Jayne Bailey, 60, had wanted to give the concrete island on her housing estate a makeover as the cobblestones had come loose and which she thought were dangerous.
But after she removed the loose cobbles and planted flowers in a display that has been supported by some of her neighbours, Cornwall County Council ordered her to remove them and to replace the cobbles, or pay for remedial work.
"In a letter I have been told I have 28 days to replace it or they will come out and do the work and send me a bill," the Telegraph quoted the elderly lady from Bodmin, Cornwall, as saying.
"They also threatened that they would go to the police and report me for criminal damage. This is bureaucratic madness. There are people out there spraying graffiti and I get into trouble for actually making the place nicer," she said.
Bailey said the island had been a crumbling mess, covered in weeds and rubbish for about 30 years.
"Some of the local children had taken to removing the cobble-stones to play with because it was in such a dilapidated condition," she said.
"It now hosts an assortment of sun loving plants suited to that area which are all thriving. The centre piece is a eucalyptus with other plants such as jasmine, buddleia and fuchsias, which were all planted on a budget and designed to fill that space over the coming years with minimal maintenance," she explained.
Naomi Luke, a neighbour, said: "It looks a lot nicer. It was disgusting before. Now it is somewhere everyone can enjoy and looks pretty."
A spokesman for the council said: "In this particular case no agreement was sought to carry out the works.
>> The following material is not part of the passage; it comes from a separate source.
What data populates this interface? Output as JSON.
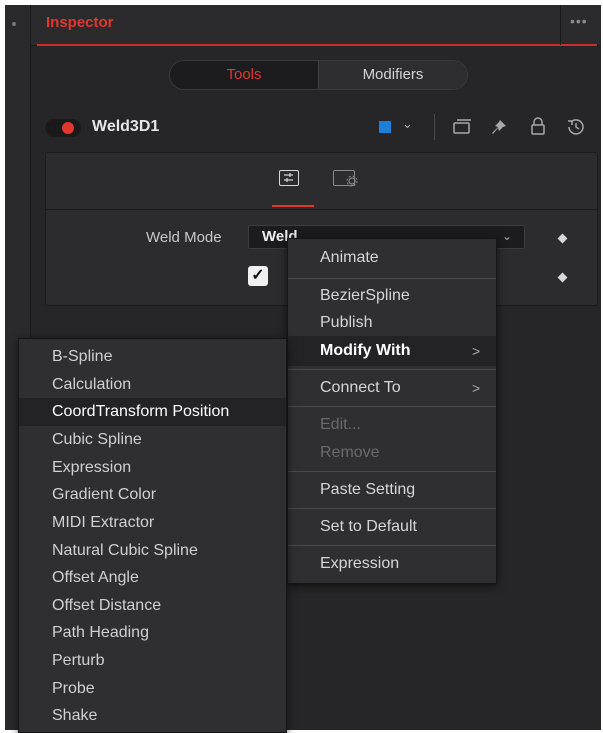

Several complaints from residents have been received concerning the planting."
He indicated, however, that there could be a compromise.
"A council horticulturist has been asked to look at the suitability of the planting," he added. (ANI)